Debts owed to an estate represent money or assets that are due to be paid to the estate of a deceased individual. When a person dies, they leave behind not just liabilities (debts they owe) but also assets and receivables (debts owed to them). These receivables can be an integral part of the estate’s value and are crucial for the equitable settlement and distribution of the deceased’s assets among heirs and beneficiaries. Examples of these receivables may include:

  • Personal Loans: If the deceased had lent money to friends, family members, or others under formal or informal arrangements, these loans are considered assets of the deceased person. The executor or administrator is responsible for collecting these debts based on the terms of the loan agreements.
  • Business Debts: If the deceased owned a business or was owed payments for services rendered or products provided, these outstanding payments are debts owed to their heirs.
  • Property Rents: For estates that include rental properties, any unpaid rent at the time of the deceased’s death is still owed to their heirs. This includes ongoing rent payments due after the deceased’s death until the property is legally transferred to new owners or the rental agreement is otherwise terminated.
  • Sale Proceeds: If the deceased sold property or assets before their death but hadn’t received payment by the time of their passing, these proceeds are debts collectible by the administrator.
  • Dividends, Interest, and Other Investments: Earnings from investments that were not paid out before the deceased’s death, including dividends from stocks, interest on bonds, or distributions from trusts, are considered debts owed to the heirs.

The estate’s administrator, often named in the deceased’s will or appointed by the court, is responsible for managing the property through the probate process.
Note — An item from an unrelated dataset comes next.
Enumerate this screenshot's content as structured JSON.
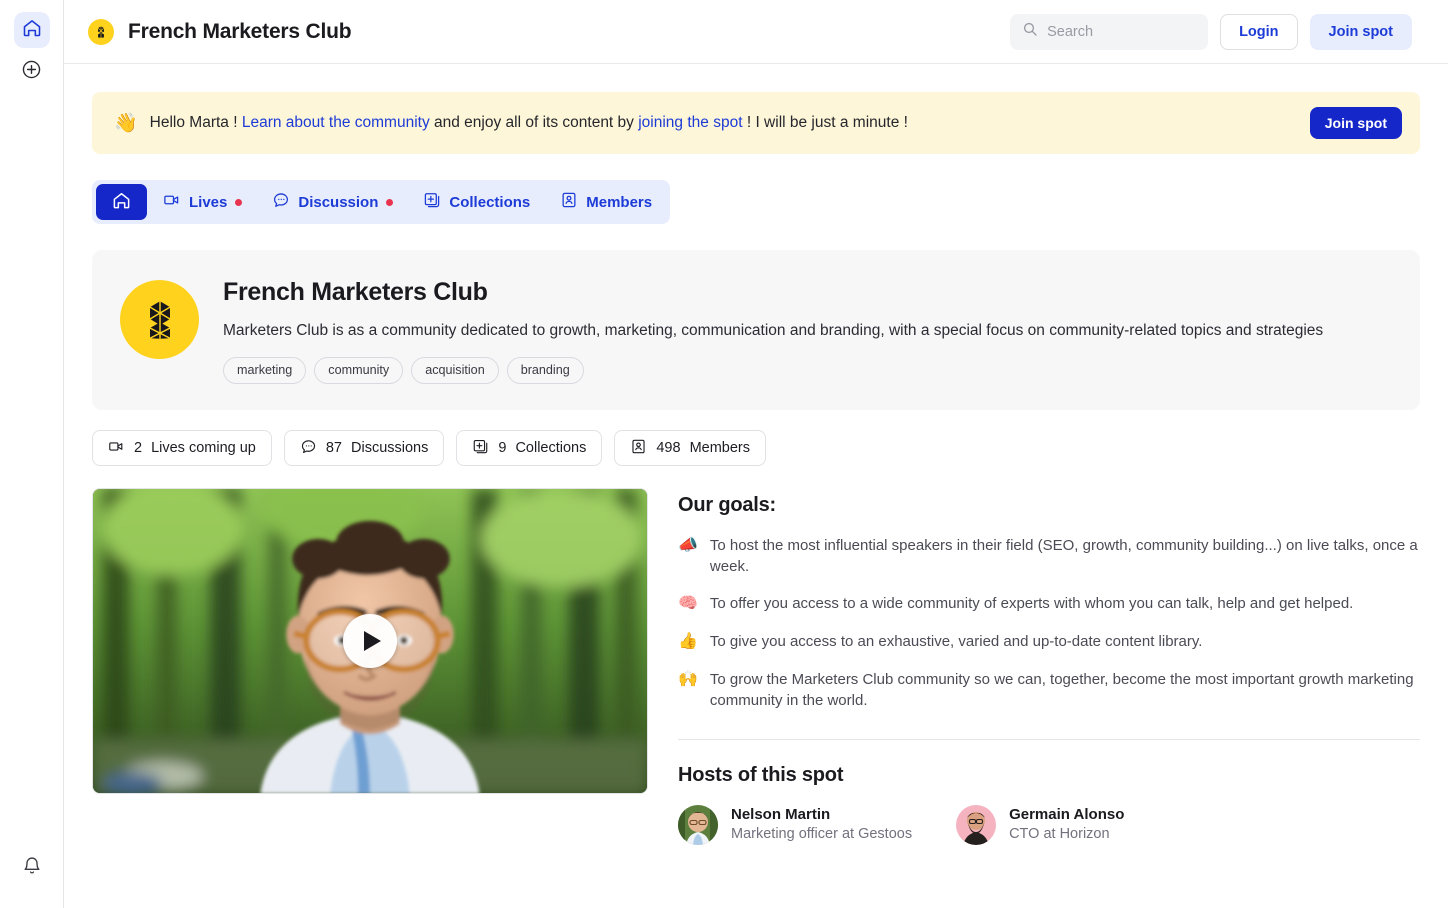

This includes collecting any debts owed to the heirs. The administrator has the legal authority to take necessary actions to ensure these debts are paid, which contributes to the decedent’s total assets before distribution to beneficiaries.

Steps for Collecting Debts for an Estate

The estate’s administrator must identify these debts early in the probate process to determine the total value accurately. This can be accomplished by: 

  • Identify and Document the Debts: The first step in collecting debts before probate is to identify all the debts owed to the deceased. This involves gathering documentation, such as loan agreements, promissory notes, or any other evidence of the debt.
  • Notify Debtors: Once the debts have been identified, the administrator should notify the debtors of the death and inform them that the debt is still due. This communication should be in writing and include details of the debt and instructions for repayment.
  • Assess and Negotiate: In some cases, debtors may not be able to repay the full amount owed. The administrator has the authority to negotiate a settlement or payment plan that is in the best interest of the estate.
  • Legal Action: If a debtor refuses to pay or disputes the debt, the administrator may need to take legal action to collect the debt. This could involve filing a lawsuit against the debtor to recover the owed amount.

Throughout the process, it’s essential for the administrator to keep detailed records of all communications, payments received, and actions taken to collect debts. These records will be important for the final settlement.

Don’t Leave Money on the Table During Estate Administration

Collecting debts owed to a deceased loved one’s estate is a critical part of managing the assets and ensuring fair distribution to beneficiaries. It requires careful documentation, clear communication, and sometimes, negotiation or legal action. At The Dayton Law Firm, P.C., we can help you ensure your loved one’s estate is administered correctly and all debts are collected. Learn how we can support you during estate administration by scheduling a consultation today.